The main idea of this workshop was to look at the use of visual devices in medieval and ancient primary sources. The programme covered a wide range of subjects, from astronomical tables in Greek papyri (Alexander Jones, New York, NYU) to the role of images as structural markers in medieval Hebrew manuscripts (Malachi Beit-Arié, Jerusalem, HUJ).
In the core area of calendars talks explored the presence, absence and layout of calendar tables in sources from different cultural areas (Sacha Stern, Nadia Vidro, UCL), the interaction between visual elements and the main prose text (Israel Sandman, Ilana Wartenberg, François de Blois, UCL), and the use of diagrams as mnemonic props for calendar reckoning (Philipp Nothaft, Warburg Institute). The programme was enhanced by presentations on diagrams in music and magic (Alexandre Cerveux, Paris-Sorbonne & EPHE and Sophie Page, UCL), on the depiction of time and space in early medieval maps (Alessandro Scafi, Warburg Institute) and on micrography (Rahel Fronda, UCL). Our discussions have greatly benefitted from illuminating comments of experts on manuscripts: Malachi Beit-Arié (Jerusalem, HUJ) and Judith Olszowy-Schlanger (Paris-Sorbonne & EPHE).
One of the themes that recurred throughout the workshop were factors behind the layout of astronomical and calendrical information. Was it determined by the purpose and the cultural context of ancient and medieval calendars? By local scribal traditions? By the material culture, such as costs and book formats? Or, perhaps, by the nature of reading, since tables are only practical for visual reading but not for reading out? Another point highlighted in many presentations was that tables and diagrams are the most vulnerable part of a text, and scribes felt free to improve, replace or leave them out completely even when copying famous established treatises. Such improvements are useful indicators of a scribe’s level of (mis-)understanding of the text that he was copying.

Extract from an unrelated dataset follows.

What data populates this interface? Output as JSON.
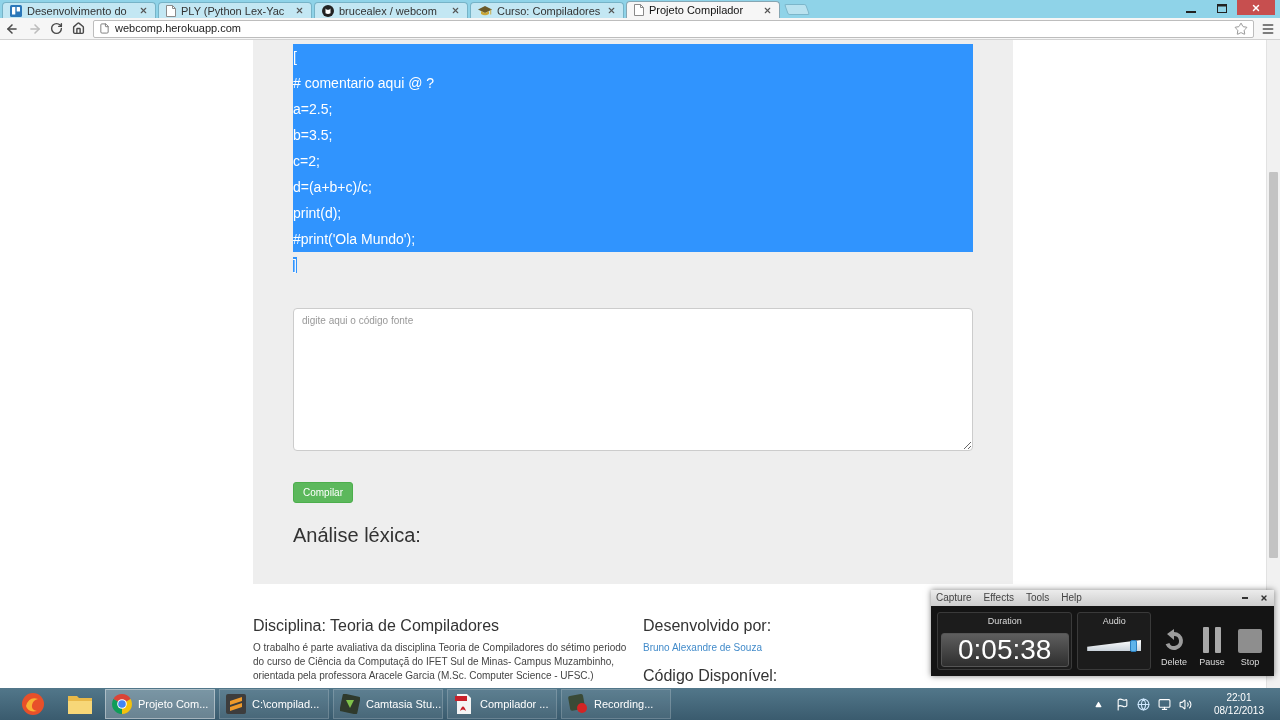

The flexible format of our workshops allows ample time for discussion, during sessions and over coffee and sandwiches at break times. This time as ever it was the buzz of conversations between international experts in a variety of disciplines that made the workshop particularly enriching.
Our next workshop on ‘Calendar and religion’ is planned for 18 February 2015. Details are soon to follow here.